It is not a secret that the overwhelming majority of Pakistani population suffers from financial exclusion. Therefore, Islamic banks have an enormous unbanked market. However, to serve this enormous segment they have to bid farewell to the current policy of giving preference to the corporate clients. In one of my previous articles I have suggested Islamic banks to focus on lending to farmers. The indicative target of lending to agriculture sector fixed by the central bank is around one trillion rupees, which is too paltry keeping in view the demand of the agriculture sector of the country. At present lending to farmers is done under two heads: 1) input loans and 2) developmental loans.

Another harsh reality if that in Pakistan postharvest losses of agriculture commodities are around 15 percent and for fruits up to 40 percent. If these losses are contained, income of the farmers will be increased and the country will have extra exportable surplus. The added advantage will be that agricultural commodities produced in the country would become competitive in the global markets.
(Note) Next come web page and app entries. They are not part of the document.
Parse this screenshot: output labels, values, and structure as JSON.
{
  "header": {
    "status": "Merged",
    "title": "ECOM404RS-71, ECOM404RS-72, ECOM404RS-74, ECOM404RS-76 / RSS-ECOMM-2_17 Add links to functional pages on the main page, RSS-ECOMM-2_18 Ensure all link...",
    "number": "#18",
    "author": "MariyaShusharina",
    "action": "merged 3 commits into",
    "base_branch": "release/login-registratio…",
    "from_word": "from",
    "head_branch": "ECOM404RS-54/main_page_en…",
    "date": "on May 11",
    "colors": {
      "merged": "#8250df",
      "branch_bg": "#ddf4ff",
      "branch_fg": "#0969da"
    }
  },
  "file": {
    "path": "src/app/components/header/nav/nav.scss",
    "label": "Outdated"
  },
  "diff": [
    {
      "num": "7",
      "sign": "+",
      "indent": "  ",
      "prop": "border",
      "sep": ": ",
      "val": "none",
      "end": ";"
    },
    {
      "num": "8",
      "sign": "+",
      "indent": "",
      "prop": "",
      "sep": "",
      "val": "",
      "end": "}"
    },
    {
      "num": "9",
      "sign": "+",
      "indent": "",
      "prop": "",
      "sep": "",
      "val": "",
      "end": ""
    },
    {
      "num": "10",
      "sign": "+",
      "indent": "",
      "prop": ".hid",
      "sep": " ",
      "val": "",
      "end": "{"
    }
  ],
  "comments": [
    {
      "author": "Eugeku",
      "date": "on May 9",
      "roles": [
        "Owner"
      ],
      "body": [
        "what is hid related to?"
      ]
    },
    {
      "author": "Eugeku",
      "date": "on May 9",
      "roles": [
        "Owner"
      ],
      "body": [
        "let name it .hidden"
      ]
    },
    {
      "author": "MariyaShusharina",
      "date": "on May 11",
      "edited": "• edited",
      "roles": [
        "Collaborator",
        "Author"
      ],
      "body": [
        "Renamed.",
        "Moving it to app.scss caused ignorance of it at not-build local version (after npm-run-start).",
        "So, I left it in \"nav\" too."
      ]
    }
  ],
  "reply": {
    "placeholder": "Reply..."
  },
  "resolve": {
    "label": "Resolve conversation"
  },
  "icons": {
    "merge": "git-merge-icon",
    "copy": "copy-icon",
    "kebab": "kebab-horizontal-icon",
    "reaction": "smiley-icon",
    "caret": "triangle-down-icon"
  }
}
However to achieve this target modern warehouses and logistic facilities have to created.

Reportedly, the size of just one crop, wheat is estimated around Rs750 billion. If one adds to this the value of rice, sugarcane, maizeand cotton crops and fruits, the amount may exceed ten trillion rupees.

To achieve the target an ‘out of box plan’ has to be developed, which should look at some basic impediments and recommend workable solutions. Bankers often hide their face behind non-availability of the collateral (the most common collateral used by banks in land ownership document). If I am not accused of being novice, Islamic banks can extend input loans without land ownership document. The collateral will be the crop and risk of its destruction can be mitigated through Takaful. It is on record that State Bank of Pakistan has decided to pay the insurance premium of subsistence level farmers. Therefore, neither the Islamic banks nor the farmers will have to pay the risk mitigation charges.

It is also said that there is need for creating awareness among the masses about Islamic banking. The propagators ignore a few basic facts that attract the borrower include: 1) cost of fund, type of collateral, repayment schedule and above all availability of loans at the door of farmers. It is on record that the banks having strong field force and have not only the largest agriculture portfolio, but also the highest recoveries.

With the deployment of technology the presence of brick and mortar branches is becoming less important. Now availability fund, cost of fund and cost of transaction have attained more importance. Clients are even willing to pay extra cost if a product of guaranteed quality is delivered at their doorstep.

Check Also

Hussain Dawood pledge creates strong impact for COVID-19 relief efforts

Hussain Dawood pledge creates strong impact for COVID-19 relief efforts

Driven by an undeniable responsibility and its fundamental values, the Dawood Hercules Group and Engro …

Leave a Reply